Christian Bittar, 46, the former star trader of Deutsche Bank AG has been pleaded guilty to conspiring to manipulate the Euribor benchmark rates between the period 2005 to 2009. Initially charged by Britain’s Serious Fraud Office (SFO) in November 2015, Bittar confessed to the Euribor rigging allegations earlier this month. Bittar was pleaded guilty on March 2nd, but due to the restrictions put on by London court, his plea couldn’t be reported until court lifted those restrictions.
The Euribor rigging scandal was one of the UK’s biggest banking scandal. Euribor is the euro interbank offered rate and is the Brussels-based similar to London-based Libor. The scandal first wired out in the wake of the financial meltdown in 2008 when US and UK regulator commenced crackdown on growing nature of suspicious nature of trading activities. And, since the global investigation of rate rigging was sparked, financial institutions have paid $9 billion in penalties to settle regulatory allegations including the Deutsche Bank’s $2.5 billion penalties.

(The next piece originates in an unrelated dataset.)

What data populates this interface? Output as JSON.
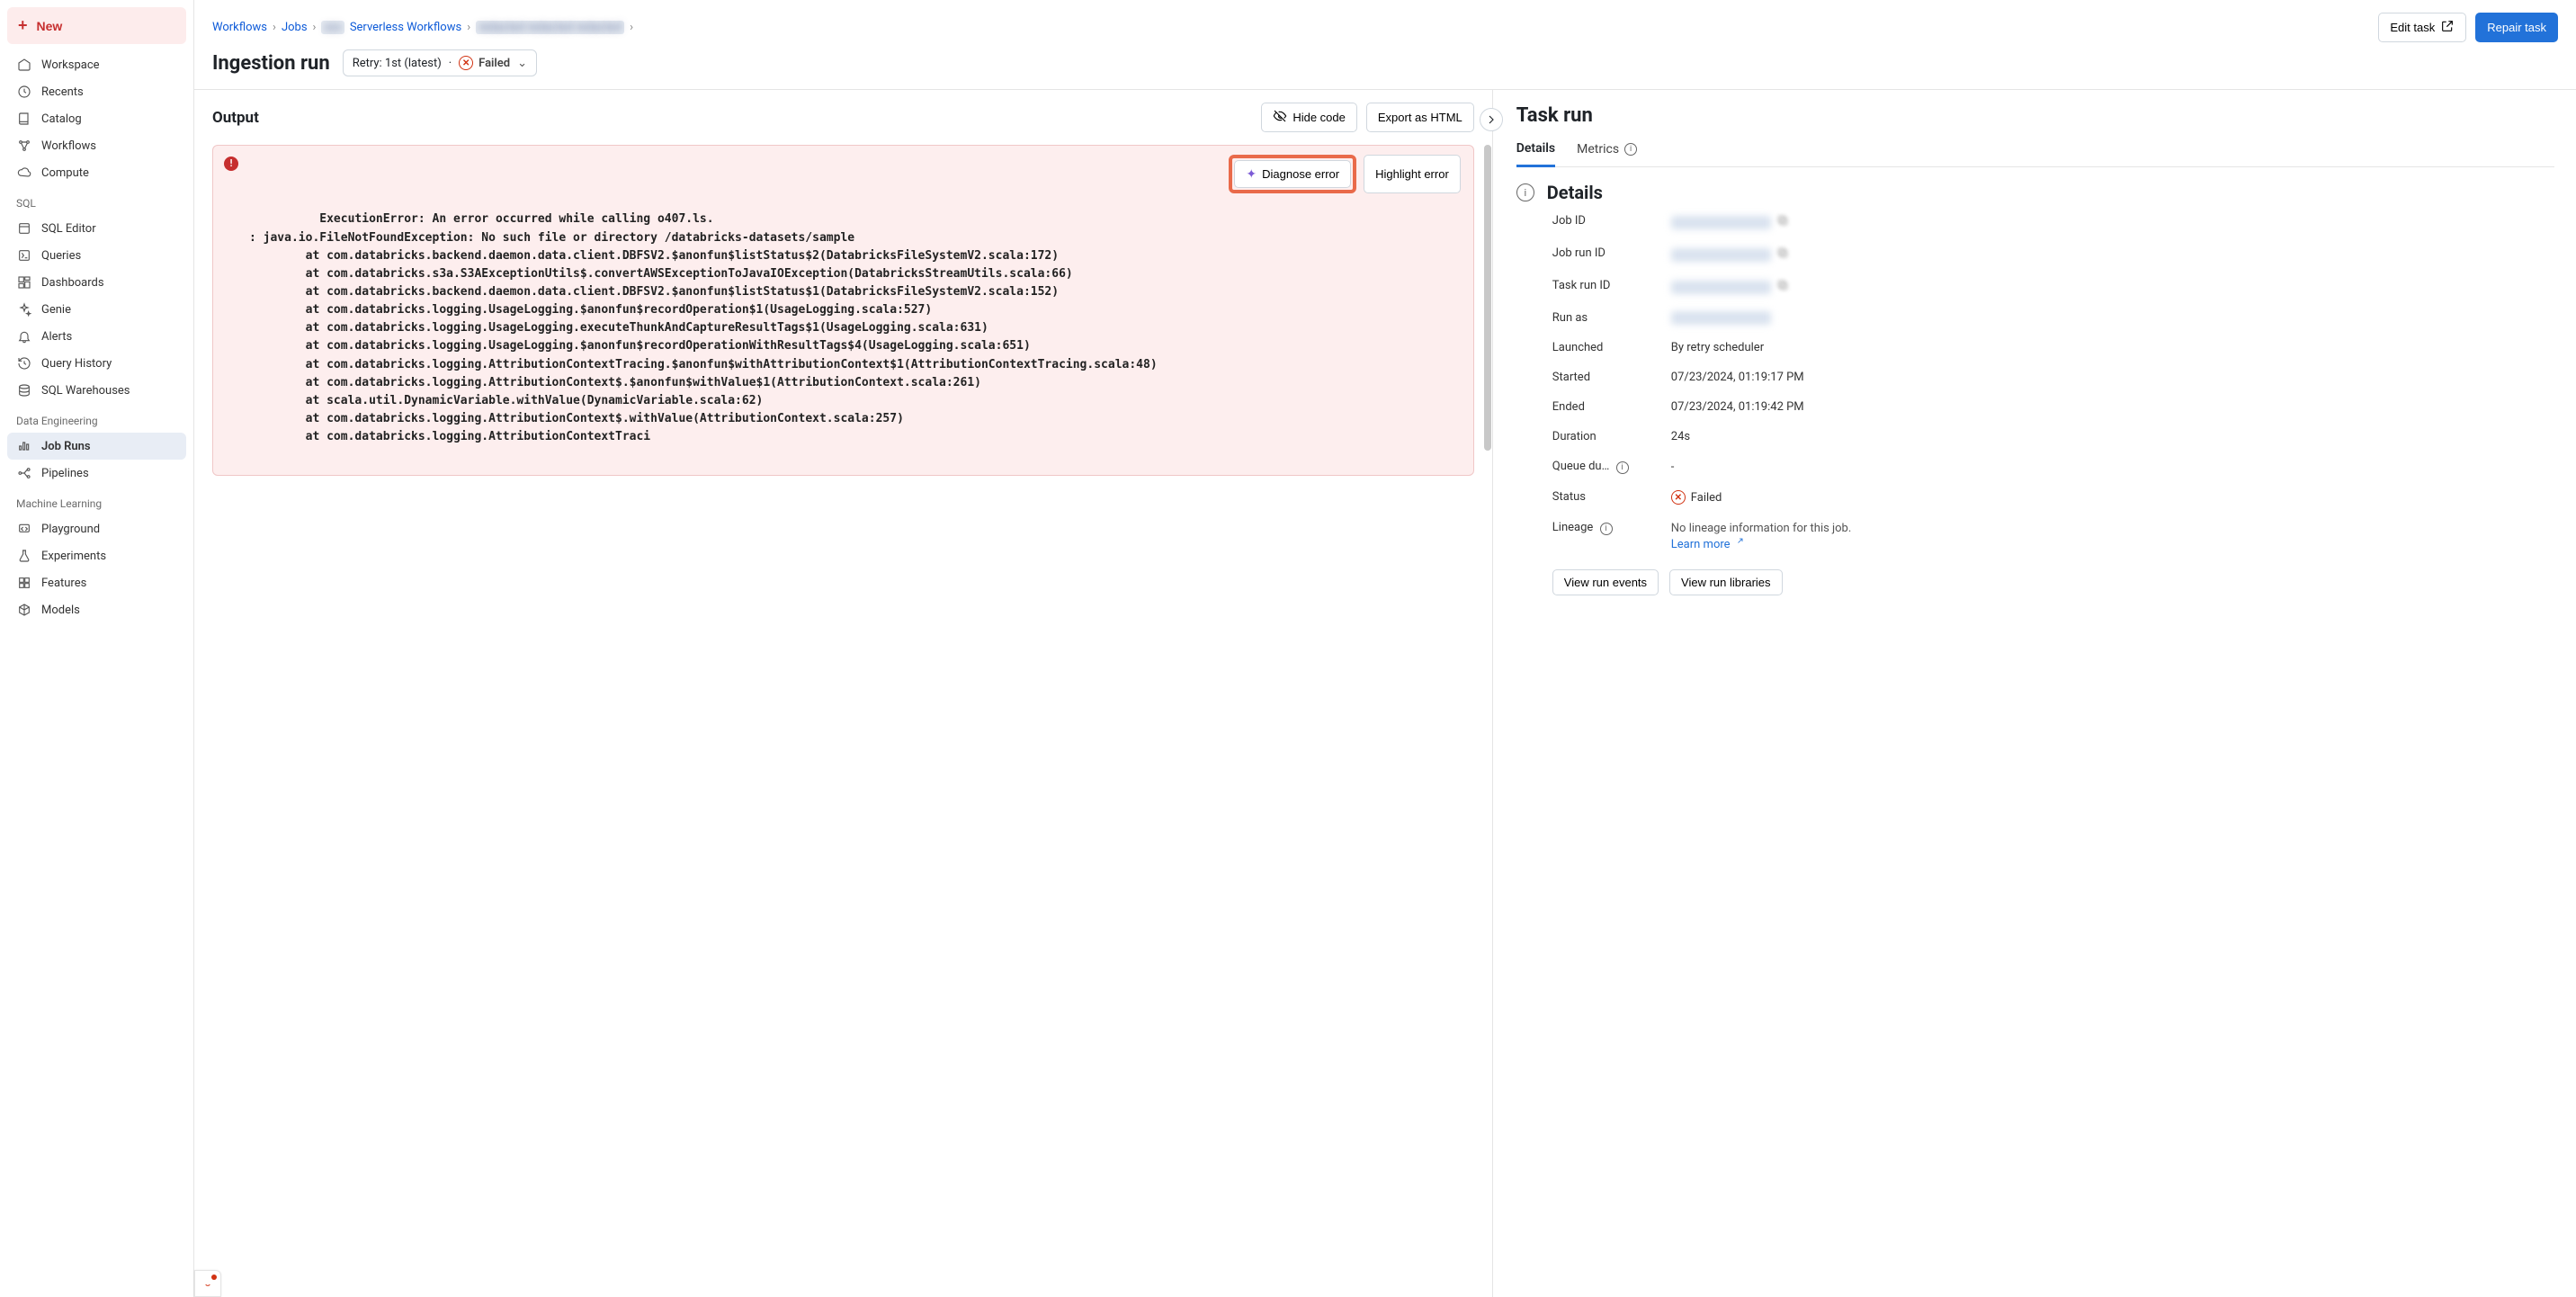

The incidences marked the dramatic fall of Christian Bittar, one of the Deutsche’s most profitable rates traders ever, and rumoured to have contributed over €2bn in audited profits for the bank over the five year period. In the trade circle, Bittar was known as Mr Basis Point because of his preference to make trades on small changes in the short-term interest rates. His bet was mostly on three and six months instruments, that he believed would rise more quickly than one-month rates, something that paid-off at the wake of global financial crisis.
Before the scandal broke out, Bittar was taking home 10 percent of the companies trading profits as bonuses. According to Bloomberg reports, Bittar alone took more than $US120m in bonuses from his profitable bets for the company in 2008. In the due course of investigations by US and UK regulators, Bittar was fired by Deutsche in December 2011 and tried to distance itself from rate-rigging allegations.
Expanding its investigations, regulators shifted its investigation process from banks to individual traders. Bittar received a civil penalty in 2014, including ban from the financial industry and penalty of €10 million by FCA. Bittar also lost €50 million of his unvested stock options on his termination from the bank.
Total 30 individuals were charged by SFO on the rate-rigging scandal and Bittar will be the fifth former trader in this six long years of the investigation process, will be prosecuted by SFO. Bittar is currently lodged in jail and his sentencing will be complete after the related trials resume from April 9th.